Thursday, July 24, 2008


It's been an interesting week for the Women's National Basketball Association.

Just five days ago, the league enjoyed what was another successful first in its brief history; the first professional regular season game played outdoors.

Though the New York Liberty was done in by the Indiana Fever and their own poor shooting, the league had been able to exhibit some of their foremost talents at the right time. With the NFL just getting into training camp mode, the NBA and NHL in the offseason and Major League Baseball slowly heating up for pennant races, the summer presents opportunities for ‘alternative’ sports and leagues to shine. We have already been treated to classics with the PGA’s U.S. Open, the epic Wimbledon finals for both genders and baseball’s All-Star events in the warm months. Yet, even without the huge national fanfare and miniscule economies of scale compared to their male counterparts, the Outdoor Classic proved to be a premium (and still relatively inexpensive) product in front of a growing audience.

And then Tuesday night happened.

Whether folks are calling it Malice at the Palace II, a catfight or a mere scuffle that got out of hand, the fisticuffs between members of the Los Angeles Sparks and Detroit Shock has put the league in a precarious position.

Does negativity really sell or does it hurt what is already a heavily ridiculed operation?

For plenty of the league’s cynics, it adds fuel to their fire. They find the WNBA not only unappealing and pointless, but it furthers the argument for those who are against the idea of women playing sports professionally.

For even more sports and news talkies, it has unearthed some rather misogynistic, homophobic and/or frat-boyish opinions. If you comb through the media outlets, you’ll find conversations casting aspersions about players’ and fans’ sexuality or debating the attractiveness of Candace Parker compared to Plenette Pierson.

Because there is a tremendous lack of attention on the women’s game itself, those who scoff at the league or casually pay attention will never look at why this fight went down. The WNBA plays a much, much more physical game that people realize (the low-scoring Outdoor Classic featured not only poor shooting by New York, but a ton of no-calls, should-that-have-been-a-calls and ‘Tommy Heinsohns’). Both the Shock and Sparks have been known for throwing a few elbows here and there in their rivalry, but Pierson has her own history of agitation while Parker has been known for a few prima-donna moments in Tennessee.

The fight, while it may have surprised and astonished many, was an inevitability that has played itself to be more late-night material than a typical skirmish in a physical sport.

Yet, could this really be a tremendous marketing opportunity as some are suggesting?

Absolutely… not.

No business – not even those that specialize in fighting such as boxing and mixed martial arts organizations – should bank on these sorts of moments, even if the competitive nature of the game erupts into one. For starters, it sets a terrible precedent for a league still trying to carve a sliver of the American sports conscious. What’s being said here, if the league or the individual teams ever decided to capitalize from this melee, is that the game of basketball is secondary to the chance to see hair, breasts and clothes ripped off LIVE for only thirty bucks! Would they even try to play hoops if all folks want to see is a catfight?
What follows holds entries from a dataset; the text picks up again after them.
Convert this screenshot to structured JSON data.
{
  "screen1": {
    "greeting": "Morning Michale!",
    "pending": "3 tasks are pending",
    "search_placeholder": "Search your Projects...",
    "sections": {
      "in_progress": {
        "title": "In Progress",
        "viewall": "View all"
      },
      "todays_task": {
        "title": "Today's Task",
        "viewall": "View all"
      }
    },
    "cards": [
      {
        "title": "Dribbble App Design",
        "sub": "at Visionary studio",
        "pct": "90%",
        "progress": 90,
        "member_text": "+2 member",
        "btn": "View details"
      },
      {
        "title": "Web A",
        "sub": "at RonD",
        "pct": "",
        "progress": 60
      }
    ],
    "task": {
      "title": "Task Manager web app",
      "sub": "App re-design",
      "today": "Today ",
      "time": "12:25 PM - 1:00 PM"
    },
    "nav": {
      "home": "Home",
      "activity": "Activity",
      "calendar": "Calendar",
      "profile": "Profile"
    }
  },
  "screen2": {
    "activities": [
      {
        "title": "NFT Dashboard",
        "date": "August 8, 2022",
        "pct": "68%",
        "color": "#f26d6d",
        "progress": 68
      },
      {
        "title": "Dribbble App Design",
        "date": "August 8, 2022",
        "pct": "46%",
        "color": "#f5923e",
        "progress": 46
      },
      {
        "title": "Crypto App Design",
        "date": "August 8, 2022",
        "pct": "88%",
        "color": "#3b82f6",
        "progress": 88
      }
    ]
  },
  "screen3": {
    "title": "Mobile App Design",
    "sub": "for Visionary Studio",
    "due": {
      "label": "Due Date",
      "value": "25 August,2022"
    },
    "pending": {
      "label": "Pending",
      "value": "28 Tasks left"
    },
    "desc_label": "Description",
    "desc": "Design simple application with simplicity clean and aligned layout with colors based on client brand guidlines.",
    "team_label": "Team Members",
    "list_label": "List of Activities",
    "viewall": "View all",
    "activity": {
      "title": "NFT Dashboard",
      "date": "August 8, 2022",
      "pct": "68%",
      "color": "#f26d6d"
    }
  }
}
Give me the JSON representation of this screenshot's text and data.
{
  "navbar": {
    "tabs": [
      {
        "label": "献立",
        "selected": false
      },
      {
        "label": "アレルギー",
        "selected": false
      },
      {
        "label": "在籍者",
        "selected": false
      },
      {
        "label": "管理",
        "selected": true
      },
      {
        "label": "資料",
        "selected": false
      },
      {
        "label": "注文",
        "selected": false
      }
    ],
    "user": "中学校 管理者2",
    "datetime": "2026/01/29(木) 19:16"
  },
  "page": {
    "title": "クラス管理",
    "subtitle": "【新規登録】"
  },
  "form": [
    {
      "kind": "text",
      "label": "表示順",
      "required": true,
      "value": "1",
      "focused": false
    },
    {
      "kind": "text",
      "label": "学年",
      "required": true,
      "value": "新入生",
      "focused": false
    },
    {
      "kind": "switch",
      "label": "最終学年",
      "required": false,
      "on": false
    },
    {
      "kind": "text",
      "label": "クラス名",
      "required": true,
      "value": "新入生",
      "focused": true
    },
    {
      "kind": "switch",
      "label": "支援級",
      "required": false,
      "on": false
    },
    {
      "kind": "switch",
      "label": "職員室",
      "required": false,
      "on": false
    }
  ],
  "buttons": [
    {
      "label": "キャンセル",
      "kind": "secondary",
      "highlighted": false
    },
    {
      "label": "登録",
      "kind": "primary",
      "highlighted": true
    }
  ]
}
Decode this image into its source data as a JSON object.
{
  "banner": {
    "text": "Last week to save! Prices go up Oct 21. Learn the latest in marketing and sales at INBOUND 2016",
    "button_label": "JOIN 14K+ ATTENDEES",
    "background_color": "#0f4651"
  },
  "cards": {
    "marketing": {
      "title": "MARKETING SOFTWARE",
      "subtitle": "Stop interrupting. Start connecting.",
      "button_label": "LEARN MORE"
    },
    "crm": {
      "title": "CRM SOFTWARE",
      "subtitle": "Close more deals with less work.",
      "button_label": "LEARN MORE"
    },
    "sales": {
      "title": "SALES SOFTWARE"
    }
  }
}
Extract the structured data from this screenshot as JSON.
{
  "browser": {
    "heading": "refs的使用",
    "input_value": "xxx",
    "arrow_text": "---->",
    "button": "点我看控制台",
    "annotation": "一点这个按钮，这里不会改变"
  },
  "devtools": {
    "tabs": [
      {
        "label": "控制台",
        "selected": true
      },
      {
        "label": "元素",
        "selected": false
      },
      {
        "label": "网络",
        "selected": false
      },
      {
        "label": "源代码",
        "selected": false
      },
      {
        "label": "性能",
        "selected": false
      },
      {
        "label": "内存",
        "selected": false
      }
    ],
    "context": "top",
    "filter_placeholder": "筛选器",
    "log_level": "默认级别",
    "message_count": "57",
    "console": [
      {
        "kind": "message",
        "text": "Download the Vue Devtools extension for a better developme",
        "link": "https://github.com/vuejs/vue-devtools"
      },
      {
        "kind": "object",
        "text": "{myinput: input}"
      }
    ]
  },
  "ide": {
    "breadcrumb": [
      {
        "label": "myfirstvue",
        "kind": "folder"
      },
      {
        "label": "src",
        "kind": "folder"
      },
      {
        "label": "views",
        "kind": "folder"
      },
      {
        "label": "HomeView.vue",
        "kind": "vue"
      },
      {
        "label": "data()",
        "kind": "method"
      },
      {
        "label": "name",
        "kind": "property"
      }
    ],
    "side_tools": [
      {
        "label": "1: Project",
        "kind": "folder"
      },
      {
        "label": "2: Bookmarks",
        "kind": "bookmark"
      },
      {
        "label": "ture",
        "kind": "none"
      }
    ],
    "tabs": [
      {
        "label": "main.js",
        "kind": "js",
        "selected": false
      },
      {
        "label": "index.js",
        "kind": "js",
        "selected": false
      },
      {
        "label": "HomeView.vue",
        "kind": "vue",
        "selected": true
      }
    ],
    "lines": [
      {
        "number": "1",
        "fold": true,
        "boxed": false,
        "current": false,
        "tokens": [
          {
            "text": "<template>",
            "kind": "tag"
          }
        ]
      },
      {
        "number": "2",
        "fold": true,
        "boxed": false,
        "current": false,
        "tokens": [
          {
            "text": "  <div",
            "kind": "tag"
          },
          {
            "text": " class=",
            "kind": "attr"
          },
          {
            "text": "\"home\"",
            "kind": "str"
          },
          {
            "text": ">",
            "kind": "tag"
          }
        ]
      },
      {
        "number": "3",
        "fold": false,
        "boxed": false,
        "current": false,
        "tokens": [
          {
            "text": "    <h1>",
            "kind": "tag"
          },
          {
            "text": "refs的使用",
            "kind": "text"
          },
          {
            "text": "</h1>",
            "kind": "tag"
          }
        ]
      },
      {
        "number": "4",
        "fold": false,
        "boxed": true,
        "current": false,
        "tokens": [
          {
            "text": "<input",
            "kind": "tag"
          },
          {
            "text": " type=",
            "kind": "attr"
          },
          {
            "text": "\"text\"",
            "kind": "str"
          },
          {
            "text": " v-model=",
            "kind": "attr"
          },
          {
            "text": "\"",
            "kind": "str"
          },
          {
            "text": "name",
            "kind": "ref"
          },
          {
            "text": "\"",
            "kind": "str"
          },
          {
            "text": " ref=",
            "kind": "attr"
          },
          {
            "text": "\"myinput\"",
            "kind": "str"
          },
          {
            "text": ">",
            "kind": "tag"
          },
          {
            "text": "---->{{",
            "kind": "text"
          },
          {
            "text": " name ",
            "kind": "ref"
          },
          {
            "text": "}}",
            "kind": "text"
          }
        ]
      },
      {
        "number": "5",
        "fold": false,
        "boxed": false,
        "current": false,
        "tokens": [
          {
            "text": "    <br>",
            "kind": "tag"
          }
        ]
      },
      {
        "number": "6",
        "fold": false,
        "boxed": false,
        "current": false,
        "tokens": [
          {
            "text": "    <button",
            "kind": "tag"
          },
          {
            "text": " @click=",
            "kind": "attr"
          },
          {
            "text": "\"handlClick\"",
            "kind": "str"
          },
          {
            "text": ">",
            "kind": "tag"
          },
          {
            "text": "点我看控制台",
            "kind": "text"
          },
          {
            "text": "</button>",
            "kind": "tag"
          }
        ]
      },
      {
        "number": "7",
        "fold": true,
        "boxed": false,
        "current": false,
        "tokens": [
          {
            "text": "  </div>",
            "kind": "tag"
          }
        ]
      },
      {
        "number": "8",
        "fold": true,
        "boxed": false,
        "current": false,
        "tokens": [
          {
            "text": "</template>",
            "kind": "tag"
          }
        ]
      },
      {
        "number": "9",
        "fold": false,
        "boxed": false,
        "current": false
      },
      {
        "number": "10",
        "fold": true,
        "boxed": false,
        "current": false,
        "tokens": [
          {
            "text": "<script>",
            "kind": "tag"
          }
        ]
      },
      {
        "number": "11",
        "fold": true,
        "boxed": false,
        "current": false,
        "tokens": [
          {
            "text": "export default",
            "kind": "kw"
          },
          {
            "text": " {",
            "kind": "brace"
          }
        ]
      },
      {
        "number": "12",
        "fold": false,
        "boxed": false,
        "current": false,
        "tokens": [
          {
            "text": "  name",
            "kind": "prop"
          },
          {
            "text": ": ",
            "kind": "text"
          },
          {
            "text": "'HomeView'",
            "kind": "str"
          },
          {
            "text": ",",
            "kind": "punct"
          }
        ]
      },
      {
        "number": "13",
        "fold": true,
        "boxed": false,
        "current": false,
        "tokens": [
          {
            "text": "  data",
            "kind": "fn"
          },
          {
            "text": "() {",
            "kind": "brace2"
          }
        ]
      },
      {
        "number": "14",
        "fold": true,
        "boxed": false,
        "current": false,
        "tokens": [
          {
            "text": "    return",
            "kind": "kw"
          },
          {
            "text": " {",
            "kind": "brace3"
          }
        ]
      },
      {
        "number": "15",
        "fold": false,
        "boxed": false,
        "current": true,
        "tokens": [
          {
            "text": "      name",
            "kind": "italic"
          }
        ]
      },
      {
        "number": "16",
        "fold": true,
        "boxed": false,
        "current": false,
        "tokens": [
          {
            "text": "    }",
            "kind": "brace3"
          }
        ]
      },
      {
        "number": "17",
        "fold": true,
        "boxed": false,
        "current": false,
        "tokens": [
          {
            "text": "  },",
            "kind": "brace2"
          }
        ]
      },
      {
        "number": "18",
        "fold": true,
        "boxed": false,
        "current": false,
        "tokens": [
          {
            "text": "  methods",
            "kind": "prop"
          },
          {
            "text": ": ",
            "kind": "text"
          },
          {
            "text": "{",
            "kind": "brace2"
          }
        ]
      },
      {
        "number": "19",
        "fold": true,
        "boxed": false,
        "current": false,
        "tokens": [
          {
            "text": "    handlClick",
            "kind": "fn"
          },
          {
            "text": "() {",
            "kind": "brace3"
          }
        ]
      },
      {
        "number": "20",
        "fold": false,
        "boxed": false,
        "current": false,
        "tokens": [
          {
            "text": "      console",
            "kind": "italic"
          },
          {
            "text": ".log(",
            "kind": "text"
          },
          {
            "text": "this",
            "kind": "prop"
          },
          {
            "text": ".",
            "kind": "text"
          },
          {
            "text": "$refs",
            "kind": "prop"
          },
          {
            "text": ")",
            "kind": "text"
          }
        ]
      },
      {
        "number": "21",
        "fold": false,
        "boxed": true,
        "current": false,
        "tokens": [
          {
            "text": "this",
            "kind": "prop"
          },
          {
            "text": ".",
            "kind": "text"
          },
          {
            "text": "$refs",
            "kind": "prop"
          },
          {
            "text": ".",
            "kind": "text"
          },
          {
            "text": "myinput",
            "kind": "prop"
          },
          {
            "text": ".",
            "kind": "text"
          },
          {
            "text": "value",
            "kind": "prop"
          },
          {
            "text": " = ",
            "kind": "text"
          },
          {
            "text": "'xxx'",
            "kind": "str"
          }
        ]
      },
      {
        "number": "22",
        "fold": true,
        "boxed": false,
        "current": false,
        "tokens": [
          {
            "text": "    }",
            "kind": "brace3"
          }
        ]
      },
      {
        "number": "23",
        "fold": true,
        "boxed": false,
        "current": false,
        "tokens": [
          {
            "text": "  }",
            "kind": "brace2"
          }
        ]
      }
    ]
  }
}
Furthermore, controversy and “extracurriculars” don’t always translate well. Even in boxing (or maybe MMA), where the premise of the game is to fight, those press conference brouhahas and posturing sessions might attract a few more eyes to a fight card, but don’t guarantee that they will keep interest in the sport. More often than not, those pre-fights tend to be staged in some degree and drastically take away attention from the match itself. So why would an organized league that has to be held accountable to its owners, players, media and fans copy this template to strum up interest?

So that a testosterone-heavy sports public gets off?

Sadly for the league, this is the most publicity it has received in the mainstream since its inception. Despite all efforts from both the WNBA and its 'big brother' league to garner advertising dollars, stronger fan bases and media respect, are you really going believe that an unfortunate fight is going capture your attention?

Here’s something that should: in this struggling economy where a decent bleacher seat at a Yankee or Met game costs at least $30 before considering food, transportation and the length of the game, I attended the Outdoor Classic… for ten bucks!

And it was worth much, much more.

Say What?!?!: A better viewpoint of the incident from ESPN's Michelle Voepel

No comments: